----- Records shown

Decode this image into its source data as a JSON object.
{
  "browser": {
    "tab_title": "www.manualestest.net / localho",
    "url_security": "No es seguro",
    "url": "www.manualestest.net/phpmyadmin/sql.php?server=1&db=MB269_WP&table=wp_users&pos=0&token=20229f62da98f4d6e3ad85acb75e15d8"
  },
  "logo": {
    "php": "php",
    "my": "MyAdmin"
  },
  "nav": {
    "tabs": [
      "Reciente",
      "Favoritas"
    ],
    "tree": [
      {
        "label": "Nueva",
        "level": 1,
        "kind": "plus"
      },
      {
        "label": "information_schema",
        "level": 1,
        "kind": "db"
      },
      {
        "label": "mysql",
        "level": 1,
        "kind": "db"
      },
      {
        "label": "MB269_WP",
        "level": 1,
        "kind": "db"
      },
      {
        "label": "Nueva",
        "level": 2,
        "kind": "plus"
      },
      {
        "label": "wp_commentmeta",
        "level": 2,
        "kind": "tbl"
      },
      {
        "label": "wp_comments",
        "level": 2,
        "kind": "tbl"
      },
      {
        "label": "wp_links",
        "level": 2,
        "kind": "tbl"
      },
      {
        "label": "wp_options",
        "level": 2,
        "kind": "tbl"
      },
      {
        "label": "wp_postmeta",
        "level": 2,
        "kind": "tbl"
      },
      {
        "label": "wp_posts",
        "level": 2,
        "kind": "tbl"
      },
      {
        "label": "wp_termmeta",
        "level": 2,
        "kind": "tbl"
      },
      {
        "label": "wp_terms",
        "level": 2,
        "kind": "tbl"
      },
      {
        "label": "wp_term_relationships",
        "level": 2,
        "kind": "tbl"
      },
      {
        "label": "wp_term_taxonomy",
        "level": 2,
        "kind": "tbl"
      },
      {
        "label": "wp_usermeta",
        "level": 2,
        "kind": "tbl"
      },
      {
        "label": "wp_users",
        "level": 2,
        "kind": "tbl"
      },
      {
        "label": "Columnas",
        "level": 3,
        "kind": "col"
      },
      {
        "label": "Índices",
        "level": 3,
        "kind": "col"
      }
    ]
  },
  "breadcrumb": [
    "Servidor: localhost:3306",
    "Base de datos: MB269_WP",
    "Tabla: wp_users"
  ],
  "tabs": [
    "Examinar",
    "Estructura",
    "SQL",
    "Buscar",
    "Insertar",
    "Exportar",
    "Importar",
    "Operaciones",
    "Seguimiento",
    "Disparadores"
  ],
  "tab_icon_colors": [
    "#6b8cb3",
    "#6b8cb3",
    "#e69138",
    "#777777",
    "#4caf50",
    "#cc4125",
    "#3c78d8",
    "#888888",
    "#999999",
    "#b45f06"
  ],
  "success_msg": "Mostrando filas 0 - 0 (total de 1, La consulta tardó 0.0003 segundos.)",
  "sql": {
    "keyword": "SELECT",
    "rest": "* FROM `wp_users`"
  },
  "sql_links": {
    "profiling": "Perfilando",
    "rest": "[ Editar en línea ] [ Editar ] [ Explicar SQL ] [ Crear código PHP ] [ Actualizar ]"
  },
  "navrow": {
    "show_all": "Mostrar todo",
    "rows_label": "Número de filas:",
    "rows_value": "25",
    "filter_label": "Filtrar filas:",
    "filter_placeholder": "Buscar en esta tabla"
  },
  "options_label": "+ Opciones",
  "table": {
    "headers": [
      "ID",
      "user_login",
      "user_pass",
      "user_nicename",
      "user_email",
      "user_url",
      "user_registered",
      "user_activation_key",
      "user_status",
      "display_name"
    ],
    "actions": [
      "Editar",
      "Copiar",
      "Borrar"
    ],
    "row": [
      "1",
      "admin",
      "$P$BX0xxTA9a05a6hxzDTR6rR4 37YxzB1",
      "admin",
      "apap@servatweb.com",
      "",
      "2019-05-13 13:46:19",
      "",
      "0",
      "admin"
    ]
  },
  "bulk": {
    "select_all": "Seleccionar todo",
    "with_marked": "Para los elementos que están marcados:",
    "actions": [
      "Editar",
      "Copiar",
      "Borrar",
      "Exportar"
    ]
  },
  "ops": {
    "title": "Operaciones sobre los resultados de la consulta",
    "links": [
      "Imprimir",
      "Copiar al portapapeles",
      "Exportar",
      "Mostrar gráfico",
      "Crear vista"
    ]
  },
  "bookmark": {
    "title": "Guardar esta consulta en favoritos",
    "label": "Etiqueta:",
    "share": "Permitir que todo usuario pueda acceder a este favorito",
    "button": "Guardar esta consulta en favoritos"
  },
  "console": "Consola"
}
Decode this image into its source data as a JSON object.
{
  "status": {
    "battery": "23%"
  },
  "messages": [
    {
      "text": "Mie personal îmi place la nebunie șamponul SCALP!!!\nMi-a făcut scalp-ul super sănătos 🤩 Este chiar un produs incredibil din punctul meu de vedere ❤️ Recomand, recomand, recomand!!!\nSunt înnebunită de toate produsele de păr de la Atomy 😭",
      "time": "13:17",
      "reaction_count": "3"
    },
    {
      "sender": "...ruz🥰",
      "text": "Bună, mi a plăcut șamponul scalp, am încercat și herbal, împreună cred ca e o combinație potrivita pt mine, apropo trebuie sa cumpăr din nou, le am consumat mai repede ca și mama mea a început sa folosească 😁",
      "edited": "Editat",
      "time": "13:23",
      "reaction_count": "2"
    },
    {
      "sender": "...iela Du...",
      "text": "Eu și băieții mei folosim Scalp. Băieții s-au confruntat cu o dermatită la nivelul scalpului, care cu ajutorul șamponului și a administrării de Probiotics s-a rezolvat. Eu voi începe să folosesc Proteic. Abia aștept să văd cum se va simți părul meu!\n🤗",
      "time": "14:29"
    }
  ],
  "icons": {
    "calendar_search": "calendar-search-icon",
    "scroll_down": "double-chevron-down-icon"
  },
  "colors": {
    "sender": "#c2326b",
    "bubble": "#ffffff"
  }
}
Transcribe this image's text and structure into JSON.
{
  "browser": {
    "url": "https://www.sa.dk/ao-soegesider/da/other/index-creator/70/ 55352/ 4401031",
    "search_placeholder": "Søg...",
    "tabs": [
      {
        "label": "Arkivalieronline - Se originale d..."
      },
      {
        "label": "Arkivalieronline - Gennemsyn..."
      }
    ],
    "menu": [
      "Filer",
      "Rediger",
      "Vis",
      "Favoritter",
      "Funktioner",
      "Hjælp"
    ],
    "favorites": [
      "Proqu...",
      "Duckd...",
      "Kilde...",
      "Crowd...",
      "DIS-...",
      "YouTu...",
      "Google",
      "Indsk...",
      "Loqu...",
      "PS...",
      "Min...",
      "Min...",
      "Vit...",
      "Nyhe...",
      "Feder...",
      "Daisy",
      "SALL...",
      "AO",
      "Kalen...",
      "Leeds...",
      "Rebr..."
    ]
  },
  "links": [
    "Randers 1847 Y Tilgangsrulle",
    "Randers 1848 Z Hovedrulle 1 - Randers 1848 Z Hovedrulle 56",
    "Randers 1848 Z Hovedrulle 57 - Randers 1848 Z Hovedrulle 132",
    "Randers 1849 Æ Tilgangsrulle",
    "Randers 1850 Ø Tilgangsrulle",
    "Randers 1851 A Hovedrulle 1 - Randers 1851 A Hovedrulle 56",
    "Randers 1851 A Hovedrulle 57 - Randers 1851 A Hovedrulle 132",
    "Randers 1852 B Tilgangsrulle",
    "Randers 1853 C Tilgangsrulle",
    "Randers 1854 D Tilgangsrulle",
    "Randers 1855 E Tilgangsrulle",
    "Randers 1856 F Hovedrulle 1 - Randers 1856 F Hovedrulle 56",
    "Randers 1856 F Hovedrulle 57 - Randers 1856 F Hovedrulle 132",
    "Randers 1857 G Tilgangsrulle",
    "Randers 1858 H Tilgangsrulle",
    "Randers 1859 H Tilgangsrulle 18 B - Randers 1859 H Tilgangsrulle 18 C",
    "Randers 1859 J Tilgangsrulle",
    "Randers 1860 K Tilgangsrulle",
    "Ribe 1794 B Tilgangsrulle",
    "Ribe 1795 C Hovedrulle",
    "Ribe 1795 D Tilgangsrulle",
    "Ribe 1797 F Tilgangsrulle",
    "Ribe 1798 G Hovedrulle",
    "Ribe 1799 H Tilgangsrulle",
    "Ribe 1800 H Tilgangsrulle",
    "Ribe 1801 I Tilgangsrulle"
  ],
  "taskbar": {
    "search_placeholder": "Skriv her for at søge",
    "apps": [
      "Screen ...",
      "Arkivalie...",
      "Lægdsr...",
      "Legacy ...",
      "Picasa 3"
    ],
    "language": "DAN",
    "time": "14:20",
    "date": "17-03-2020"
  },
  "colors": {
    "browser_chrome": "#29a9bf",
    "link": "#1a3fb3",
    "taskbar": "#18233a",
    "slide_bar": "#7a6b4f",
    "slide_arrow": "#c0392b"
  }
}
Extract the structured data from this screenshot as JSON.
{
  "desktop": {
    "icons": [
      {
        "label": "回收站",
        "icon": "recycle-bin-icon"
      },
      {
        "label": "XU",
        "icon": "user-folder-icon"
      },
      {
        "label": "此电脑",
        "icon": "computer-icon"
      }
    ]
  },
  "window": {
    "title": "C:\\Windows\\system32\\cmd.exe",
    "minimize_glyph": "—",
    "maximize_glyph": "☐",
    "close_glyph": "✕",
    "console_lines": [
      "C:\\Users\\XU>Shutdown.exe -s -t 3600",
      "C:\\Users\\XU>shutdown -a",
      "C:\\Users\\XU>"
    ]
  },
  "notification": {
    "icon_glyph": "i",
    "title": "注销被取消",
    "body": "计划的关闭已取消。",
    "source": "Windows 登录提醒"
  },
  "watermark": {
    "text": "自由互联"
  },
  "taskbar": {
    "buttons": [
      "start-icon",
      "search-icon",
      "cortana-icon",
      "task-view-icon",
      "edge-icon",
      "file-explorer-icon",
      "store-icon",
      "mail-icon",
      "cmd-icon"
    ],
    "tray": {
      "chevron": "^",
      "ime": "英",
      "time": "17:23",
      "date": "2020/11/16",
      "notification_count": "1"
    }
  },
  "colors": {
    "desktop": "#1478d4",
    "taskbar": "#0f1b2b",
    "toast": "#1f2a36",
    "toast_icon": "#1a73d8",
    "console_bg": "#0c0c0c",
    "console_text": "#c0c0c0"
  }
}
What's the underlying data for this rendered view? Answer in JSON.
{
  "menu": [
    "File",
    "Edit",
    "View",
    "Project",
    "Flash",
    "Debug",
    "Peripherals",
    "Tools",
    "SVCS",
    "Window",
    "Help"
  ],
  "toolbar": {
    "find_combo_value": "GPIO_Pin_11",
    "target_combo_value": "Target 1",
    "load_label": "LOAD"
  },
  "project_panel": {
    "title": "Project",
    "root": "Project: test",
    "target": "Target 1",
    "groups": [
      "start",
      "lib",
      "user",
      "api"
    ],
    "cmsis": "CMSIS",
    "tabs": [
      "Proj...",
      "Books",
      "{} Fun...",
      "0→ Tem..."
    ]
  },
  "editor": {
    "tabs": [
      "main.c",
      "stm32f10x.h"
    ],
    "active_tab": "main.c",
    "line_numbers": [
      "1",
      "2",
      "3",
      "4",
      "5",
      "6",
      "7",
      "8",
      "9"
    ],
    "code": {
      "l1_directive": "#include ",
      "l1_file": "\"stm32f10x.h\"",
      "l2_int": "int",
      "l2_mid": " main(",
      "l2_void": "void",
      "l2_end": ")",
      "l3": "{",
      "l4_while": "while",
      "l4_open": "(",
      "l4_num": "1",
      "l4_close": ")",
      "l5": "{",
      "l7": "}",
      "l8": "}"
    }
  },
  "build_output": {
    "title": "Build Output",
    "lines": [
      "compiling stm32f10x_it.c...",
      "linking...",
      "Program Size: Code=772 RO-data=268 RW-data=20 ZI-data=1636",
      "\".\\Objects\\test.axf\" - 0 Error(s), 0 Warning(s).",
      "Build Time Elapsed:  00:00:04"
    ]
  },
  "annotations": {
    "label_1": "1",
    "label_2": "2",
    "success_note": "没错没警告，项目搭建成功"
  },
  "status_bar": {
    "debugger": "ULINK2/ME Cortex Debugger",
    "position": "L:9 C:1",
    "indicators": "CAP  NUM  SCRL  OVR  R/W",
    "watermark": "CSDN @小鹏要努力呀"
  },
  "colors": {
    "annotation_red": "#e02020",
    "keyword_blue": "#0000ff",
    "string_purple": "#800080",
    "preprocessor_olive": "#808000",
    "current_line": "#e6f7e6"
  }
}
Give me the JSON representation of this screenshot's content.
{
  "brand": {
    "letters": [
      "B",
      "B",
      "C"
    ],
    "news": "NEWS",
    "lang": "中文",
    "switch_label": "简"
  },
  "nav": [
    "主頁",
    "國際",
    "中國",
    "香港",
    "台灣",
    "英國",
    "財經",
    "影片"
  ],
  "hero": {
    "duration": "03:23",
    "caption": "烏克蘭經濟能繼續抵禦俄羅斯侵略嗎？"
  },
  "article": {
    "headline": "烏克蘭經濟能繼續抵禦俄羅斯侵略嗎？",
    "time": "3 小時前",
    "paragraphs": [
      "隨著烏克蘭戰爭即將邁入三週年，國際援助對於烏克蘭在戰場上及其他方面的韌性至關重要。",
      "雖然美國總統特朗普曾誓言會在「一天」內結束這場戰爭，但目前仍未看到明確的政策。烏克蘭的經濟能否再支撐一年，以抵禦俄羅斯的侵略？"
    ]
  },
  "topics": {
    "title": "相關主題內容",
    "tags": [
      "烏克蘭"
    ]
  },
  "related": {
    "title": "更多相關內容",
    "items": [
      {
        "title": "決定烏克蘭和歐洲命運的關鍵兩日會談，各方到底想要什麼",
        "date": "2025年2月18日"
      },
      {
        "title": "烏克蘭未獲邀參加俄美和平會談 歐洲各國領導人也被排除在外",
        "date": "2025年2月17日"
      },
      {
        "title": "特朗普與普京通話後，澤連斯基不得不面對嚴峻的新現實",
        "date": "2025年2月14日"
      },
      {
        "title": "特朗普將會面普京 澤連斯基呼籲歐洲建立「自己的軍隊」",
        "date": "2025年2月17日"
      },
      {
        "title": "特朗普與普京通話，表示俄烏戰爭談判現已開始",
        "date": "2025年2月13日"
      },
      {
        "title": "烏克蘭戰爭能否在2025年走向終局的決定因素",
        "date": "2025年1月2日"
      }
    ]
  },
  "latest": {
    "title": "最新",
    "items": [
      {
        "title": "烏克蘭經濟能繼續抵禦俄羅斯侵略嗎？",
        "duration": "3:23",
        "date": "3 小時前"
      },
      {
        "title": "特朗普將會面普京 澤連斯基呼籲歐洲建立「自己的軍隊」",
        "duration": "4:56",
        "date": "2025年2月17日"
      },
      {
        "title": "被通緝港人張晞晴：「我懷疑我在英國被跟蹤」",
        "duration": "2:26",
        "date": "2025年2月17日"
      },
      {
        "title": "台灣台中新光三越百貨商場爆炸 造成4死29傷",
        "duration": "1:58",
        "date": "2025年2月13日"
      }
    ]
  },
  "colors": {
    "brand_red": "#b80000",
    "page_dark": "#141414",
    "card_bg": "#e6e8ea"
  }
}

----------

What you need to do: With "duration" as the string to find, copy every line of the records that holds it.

Task solution:
    "duration": "03:23",
        "duration": "3:23",
        "duration": "4:56",
        "duration": "2:26",
        "duration": "1:58",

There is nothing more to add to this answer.